Exactly what happened at a middle school in South Orange isn’t widely known but News12 New Jersey and nj.com are describing it as a TikTok-inspired challenge where students held their breath until the point of passing out.

But the true TikTok challenge called the Blackout Challenge is a dangerous game that has killed at least 20 children in two years.

In the South Orange incidents, it’s being reported that kids “held their breath” so long they lost consciousness. One had to be taken to a hospital but has since been released.

Emergency ambulance car on the street

The Blackout Challenge on social media sounds even more sinister. There, kids are being encouraged to auto-asphyxiate themselves by placing their neck in a belt, rope or whatever is available to purposely cut off their oxygen until they black out.

For years kinky adults who have used autoasphyxia during sex for a more intense orgasm have been accidentally killing themselves this way.

The CDC offers these warning signs that your child may be doing this:

⚫ Overhearing them using terms like “space monkey” or “pass out game”

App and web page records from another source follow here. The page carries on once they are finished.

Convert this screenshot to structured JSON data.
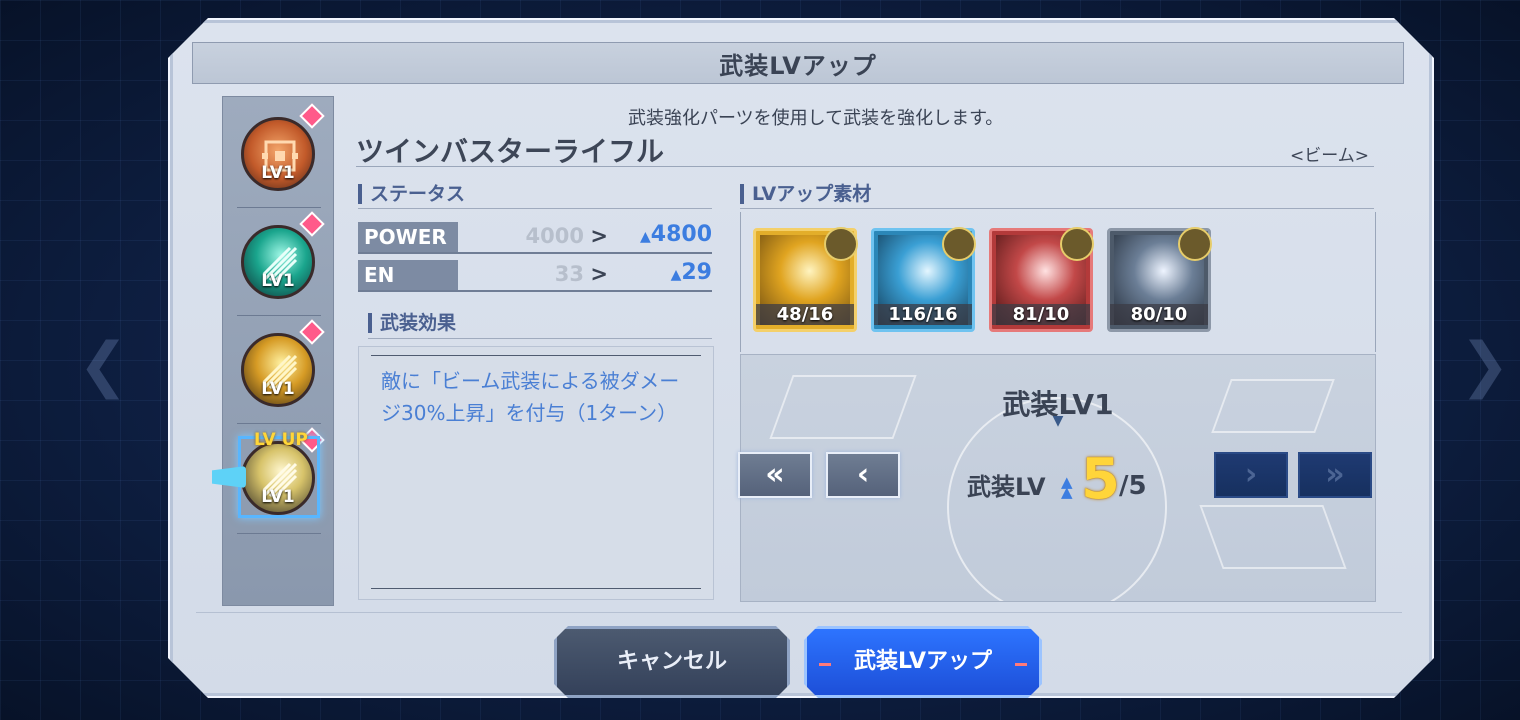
{
  "header": {
    "title": "武装LVアップ"
  },
  "subtitle": "武装強化パーツを使用して武装を強化します。",
  "weapon": {
    "name": "ツインバスターライフル",
    "type": "<ビーム>"
  },
  "weapon_list": {
    "items": [
      {
        "level": "LV1",
        "color": "#d96a34",
        "icon": "cross-target-icon"
      },
      {
        "level": "LV1",
        "color": "#19b79a",
        "icon": "beam-burst-icon"
      },
      {
        "level": "LV1",
        "color": "#e0a229",
        "icon": "beam-burst-icon"
      },
      {
        "level": "LV1",
        "color": "#e5d27e",
        "icon": "beam-burst-icon",
        "badge": "LV UP"
      }
    ]
  },
  "status": {
    "title": "ステータス",
    "rows": [
      {
        "label": "POWER",
        "old": "4000",
        "arrow": ">",
        "new": "4800"
      },
      {
        "label": "EN",
        "old": "33",
        "arrow": ">",
        "new": "29"
      }
    ]
  },
  "effect": {
    "title": "武装効果",
    "text": "敵に「ビーム武装による被ダメージ30%上昇」を付与（1ターン）"
  },
  "materials": {
    "title": "LVアップ素材",
    "items": [
      {
        "count": "48/16",
        "color": "#e3ae2a"
      },
      {
        "count": "116/16",
        "color": "#2b87b8"
      },
      {
        "count": "81/10",
        "color": "#b33a3a"
      },
      {
        "count": "80/10",
        "color": "#4d5a6a"
      }
    ]
  },
  "level_panel": {
    "current_label": "武装LV1",
    "target_prefix": "武装LV",
    "target_value": "5",
    "target_max": "/5"
  },
  "buttons": {
    "cancel": "キャンセル",
    "confirm": "武装LVアップ"
  }
}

⚫ Their eyes appear bloodshot

⚫ Unexplained marks on the neck

⚫ After spending time alone they seem disoriented

⚫ They’re having severe headaches

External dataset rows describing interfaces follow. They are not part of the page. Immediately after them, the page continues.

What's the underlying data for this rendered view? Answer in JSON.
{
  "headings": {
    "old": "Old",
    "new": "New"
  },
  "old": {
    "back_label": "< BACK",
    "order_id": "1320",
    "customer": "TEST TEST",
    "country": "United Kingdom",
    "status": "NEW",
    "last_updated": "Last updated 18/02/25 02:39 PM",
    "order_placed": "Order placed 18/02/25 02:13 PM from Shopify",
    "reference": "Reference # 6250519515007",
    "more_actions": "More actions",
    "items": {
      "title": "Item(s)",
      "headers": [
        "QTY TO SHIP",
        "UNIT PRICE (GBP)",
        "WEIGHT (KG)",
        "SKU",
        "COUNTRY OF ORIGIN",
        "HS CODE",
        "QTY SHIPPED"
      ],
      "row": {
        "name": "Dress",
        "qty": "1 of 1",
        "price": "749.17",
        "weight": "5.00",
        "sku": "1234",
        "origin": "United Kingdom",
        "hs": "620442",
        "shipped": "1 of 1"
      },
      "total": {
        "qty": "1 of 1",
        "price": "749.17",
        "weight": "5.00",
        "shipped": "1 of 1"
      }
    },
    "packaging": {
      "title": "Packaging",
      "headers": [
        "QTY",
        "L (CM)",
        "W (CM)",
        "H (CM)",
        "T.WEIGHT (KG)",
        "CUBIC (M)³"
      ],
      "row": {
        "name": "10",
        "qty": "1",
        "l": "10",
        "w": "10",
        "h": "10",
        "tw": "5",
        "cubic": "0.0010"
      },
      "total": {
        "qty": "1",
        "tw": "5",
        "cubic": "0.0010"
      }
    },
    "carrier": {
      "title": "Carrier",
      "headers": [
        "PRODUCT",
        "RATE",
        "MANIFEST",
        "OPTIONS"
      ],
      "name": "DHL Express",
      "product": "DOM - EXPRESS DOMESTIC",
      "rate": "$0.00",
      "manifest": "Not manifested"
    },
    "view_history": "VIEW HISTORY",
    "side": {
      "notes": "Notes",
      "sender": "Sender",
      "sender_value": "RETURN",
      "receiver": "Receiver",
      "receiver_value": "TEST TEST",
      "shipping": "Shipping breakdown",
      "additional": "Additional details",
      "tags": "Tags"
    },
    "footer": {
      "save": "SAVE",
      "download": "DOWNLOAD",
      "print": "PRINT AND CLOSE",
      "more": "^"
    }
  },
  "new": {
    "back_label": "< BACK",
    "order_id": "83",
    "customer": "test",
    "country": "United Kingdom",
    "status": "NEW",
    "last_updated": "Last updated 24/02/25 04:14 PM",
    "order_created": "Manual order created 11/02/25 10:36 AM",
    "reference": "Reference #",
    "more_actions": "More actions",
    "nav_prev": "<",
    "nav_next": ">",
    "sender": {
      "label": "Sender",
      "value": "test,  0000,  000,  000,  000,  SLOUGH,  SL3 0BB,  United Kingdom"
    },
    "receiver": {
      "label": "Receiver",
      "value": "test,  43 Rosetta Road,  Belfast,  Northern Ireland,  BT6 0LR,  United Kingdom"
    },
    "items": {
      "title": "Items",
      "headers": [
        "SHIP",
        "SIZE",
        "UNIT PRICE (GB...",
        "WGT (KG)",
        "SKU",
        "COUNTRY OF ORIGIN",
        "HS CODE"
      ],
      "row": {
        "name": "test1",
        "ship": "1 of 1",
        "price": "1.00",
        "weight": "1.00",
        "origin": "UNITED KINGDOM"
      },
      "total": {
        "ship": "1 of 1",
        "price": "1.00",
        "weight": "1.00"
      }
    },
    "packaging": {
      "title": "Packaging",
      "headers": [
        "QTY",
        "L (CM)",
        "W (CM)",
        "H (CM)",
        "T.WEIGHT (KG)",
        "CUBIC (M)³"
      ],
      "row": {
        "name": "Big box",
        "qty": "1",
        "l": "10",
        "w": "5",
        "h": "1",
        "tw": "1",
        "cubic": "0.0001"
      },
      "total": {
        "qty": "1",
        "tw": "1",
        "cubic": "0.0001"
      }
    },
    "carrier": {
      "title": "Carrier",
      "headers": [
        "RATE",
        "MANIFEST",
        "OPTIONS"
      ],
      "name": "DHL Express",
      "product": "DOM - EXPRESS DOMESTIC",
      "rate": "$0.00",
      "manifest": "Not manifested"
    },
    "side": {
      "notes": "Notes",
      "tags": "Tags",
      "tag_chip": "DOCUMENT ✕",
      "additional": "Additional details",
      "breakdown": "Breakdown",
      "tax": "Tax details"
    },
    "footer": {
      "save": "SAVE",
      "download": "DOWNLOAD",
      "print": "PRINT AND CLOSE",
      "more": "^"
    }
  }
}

⚫ Unexplained presence of things like dog leashes or bungee cords

⚫ Ropes, scarves, and belts tied to bedroom furniture or doorknobs or found knotted on the floor

Photo by Conny Schneider on Unsplash
Photo by Conny Schneider on Unsplash

Lynn Irby Hill, head of South Orange Middle School says regarding what happened there:

These incidents were very scary and very avoidable. We will continue to warn our students about the dangers of the blackout challenge and most, if not all, challenges promoted on social media. It seems like there’s some new challenges sending kids to the ER every day.

Speaking of other social media challenges kids have fallen prey to, here are just a few from the past few years.

Dumb and Dangerous Internet Challenges

Gallery Credit: Jeff Deminski

LOOK: Controversial songs from the year you were born

Stacker celebrates history's most boundary-pushing—and thereby controversial—songs from 1930 through today.

Gallery Credit: Stacker

KEEP READING: See notable new words that were coined the year you were born

Opinions expressed in the post above are those of New Jersey 101.5 talk show host Jeff Deminski only.

You can now listen to Deminski & Doyle — On Demand! Hear New Jersey’s favorite afternoon radio show any day of the week. Download the Deminski & Doyle show wherever you get podcasts, on our free app, or listen right now.

Click here to contact an editor about feedback or a correction for this story.

More From New Jersey 101.5 FM